|Jun 7, 1999||AS||Assignment|
Owner name: RAYTHEON COMPANY, CALIFORNIA
Free format text: ASSIGNMENT OF ASSIGNORS INTEREST;ASSIGNORS:SPARROLD, SCOTT W.;MILLS, JAMES P.;PAIVA, RICHARD A.;ANDOTHERS;REEL/FRAME:010003/0588;SIGNING DATES FROM 19990503 TO 19990512
|Jul 13, 2005||FPAY||Fee payment|
Year of fee payment: 4
|Jul 30, 2009||FPAY||Fee payment|

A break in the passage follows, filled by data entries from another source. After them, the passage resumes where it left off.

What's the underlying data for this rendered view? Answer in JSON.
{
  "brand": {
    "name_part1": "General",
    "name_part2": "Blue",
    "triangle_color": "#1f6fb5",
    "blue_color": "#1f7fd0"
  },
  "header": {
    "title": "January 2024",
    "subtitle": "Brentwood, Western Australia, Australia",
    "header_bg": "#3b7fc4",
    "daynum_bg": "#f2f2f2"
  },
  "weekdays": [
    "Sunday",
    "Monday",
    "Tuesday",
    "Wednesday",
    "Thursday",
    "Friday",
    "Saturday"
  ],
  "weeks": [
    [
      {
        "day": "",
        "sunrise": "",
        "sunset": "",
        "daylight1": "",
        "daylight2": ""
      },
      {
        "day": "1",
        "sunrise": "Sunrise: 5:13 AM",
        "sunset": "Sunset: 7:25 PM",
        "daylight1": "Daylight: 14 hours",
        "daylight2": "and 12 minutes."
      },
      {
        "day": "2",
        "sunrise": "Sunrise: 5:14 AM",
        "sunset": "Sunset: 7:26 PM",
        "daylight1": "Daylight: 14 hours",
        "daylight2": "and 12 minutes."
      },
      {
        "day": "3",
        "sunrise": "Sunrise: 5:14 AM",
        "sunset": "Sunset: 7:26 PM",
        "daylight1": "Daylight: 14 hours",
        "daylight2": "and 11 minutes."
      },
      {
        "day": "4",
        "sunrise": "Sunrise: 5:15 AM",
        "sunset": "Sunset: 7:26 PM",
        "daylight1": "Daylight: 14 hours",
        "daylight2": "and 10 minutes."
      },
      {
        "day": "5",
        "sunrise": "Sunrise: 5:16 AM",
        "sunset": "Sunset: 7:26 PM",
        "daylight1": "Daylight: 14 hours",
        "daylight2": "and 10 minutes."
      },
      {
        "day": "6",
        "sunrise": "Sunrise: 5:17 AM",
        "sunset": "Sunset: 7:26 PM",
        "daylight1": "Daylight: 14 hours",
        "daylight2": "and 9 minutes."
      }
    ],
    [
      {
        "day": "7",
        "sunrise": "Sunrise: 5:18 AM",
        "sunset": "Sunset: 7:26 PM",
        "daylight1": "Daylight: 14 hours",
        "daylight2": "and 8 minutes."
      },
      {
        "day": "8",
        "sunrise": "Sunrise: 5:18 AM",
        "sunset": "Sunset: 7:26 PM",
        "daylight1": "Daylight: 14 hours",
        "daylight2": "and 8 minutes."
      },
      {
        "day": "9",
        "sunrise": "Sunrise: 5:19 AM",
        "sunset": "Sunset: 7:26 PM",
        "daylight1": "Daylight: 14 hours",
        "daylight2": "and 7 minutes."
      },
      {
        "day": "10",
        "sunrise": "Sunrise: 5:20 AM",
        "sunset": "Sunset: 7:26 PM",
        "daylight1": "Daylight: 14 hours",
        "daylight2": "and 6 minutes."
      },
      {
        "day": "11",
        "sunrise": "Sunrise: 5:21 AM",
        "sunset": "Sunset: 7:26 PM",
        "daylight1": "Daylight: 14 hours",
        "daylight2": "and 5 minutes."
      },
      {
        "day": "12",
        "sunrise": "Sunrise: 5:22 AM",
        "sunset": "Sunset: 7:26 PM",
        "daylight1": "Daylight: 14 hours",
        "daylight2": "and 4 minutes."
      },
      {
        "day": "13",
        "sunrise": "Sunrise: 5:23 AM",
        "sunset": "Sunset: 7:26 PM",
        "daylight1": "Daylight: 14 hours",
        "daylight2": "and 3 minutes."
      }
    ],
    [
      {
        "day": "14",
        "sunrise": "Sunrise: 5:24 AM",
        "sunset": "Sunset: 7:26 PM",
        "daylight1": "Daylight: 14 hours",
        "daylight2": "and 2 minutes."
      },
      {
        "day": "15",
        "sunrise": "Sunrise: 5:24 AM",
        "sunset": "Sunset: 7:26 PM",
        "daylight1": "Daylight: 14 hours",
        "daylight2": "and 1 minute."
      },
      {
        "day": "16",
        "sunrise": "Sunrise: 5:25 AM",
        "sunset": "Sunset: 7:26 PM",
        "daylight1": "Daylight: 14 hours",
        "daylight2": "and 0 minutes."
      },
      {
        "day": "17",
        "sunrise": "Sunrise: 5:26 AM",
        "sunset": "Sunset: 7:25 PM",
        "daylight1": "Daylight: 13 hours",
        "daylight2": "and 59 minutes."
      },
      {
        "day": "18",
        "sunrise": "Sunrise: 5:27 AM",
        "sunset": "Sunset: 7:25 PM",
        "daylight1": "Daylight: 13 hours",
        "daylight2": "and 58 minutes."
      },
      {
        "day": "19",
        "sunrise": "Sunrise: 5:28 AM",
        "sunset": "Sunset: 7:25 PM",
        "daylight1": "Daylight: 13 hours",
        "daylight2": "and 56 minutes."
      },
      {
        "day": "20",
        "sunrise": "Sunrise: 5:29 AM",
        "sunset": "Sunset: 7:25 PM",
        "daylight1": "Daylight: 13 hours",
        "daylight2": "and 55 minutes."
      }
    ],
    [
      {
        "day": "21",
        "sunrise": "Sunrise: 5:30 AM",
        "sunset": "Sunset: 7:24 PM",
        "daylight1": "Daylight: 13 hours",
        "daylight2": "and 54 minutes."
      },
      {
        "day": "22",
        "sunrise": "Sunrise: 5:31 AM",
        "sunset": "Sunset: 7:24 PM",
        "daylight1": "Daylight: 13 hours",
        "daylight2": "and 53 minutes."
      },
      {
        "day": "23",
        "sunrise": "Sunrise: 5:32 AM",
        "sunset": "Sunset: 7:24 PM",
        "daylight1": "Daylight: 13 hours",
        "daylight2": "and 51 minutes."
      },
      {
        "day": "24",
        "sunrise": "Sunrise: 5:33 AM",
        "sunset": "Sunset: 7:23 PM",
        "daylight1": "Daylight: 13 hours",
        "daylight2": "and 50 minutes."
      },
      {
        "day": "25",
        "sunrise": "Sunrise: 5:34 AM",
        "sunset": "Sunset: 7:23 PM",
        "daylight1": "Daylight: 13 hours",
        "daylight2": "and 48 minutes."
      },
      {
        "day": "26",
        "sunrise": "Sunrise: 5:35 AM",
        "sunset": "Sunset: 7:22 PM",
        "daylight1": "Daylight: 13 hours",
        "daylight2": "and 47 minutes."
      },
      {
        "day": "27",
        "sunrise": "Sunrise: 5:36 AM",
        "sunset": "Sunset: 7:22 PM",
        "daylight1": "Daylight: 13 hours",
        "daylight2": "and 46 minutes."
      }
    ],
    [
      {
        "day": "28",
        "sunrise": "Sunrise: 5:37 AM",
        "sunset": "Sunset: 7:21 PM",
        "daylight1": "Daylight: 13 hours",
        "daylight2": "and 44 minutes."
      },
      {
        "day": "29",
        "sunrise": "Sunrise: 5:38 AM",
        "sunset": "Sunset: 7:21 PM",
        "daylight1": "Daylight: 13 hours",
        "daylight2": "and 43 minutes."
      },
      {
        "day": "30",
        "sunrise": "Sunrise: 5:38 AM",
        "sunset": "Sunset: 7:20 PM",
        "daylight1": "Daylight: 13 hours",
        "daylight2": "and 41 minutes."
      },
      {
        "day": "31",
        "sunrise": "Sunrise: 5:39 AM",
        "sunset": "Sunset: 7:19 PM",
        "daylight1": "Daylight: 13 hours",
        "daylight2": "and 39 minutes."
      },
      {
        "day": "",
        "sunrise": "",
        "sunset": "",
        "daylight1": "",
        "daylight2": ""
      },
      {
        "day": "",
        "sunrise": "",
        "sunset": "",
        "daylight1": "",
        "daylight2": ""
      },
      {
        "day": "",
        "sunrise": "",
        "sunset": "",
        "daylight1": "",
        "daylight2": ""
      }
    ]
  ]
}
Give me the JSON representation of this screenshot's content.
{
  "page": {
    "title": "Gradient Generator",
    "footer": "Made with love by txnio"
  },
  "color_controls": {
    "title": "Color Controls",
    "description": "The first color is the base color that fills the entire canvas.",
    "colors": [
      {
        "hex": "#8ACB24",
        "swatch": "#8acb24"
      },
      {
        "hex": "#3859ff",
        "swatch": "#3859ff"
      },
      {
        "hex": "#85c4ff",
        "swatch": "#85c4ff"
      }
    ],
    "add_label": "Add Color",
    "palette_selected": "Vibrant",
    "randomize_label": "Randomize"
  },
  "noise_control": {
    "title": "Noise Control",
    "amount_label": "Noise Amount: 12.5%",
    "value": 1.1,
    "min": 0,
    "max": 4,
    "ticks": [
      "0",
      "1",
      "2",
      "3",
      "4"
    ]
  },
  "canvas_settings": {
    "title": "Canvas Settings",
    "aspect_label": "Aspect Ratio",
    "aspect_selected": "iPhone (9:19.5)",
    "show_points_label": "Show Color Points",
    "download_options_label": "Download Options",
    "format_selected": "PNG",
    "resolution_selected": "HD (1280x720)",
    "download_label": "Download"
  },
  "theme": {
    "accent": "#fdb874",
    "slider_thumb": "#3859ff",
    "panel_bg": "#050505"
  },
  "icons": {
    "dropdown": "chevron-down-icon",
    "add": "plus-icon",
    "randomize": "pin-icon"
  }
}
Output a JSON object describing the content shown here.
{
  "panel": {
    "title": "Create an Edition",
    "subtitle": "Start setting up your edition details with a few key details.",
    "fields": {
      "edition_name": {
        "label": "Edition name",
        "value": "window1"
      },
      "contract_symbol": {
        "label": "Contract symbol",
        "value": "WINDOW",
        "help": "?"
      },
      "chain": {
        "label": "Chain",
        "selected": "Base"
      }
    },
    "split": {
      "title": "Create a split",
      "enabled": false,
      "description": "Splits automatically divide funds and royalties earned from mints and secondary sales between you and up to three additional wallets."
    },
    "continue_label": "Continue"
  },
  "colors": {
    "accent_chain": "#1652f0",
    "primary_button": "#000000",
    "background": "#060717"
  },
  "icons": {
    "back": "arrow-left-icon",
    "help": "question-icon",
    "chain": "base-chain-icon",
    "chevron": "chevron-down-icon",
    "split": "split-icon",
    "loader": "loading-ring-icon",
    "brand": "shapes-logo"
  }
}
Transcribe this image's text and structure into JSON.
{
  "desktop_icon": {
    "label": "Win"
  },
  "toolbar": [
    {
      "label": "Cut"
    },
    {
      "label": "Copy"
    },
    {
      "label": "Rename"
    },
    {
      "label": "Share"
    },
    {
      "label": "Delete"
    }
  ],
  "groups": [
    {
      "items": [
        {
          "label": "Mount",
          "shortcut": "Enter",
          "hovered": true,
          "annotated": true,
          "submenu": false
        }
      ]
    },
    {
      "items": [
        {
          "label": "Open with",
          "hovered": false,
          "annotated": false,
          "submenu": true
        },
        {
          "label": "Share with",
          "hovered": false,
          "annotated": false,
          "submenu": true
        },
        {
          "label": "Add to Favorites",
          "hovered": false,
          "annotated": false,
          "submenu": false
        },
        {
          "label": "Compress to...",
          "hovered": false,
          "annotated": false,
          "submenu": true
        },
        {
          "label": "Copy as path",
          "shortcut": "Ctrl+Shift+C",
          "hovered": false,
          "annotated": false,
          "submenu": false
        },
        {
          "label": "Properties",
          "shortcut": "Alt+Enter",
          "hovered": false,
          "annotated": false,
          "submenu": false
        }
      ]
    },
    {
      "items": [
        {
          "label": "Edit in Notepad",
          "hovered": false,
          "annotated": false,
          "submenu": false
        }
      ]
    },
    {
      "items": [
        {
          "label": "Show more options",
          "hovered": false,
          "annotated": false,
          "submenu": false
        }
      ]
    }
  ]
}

Year of fee payment: 8
|Sep 13, 2013||REMI||Maintenance fee reminder mailed|
|Feb 5, 2014||LAPS||Lapse for failure to pay maintenance fees|
|Mar 25, 2014||FP||Expired due to failure to pay maintenance fee|
Effective date: 20140205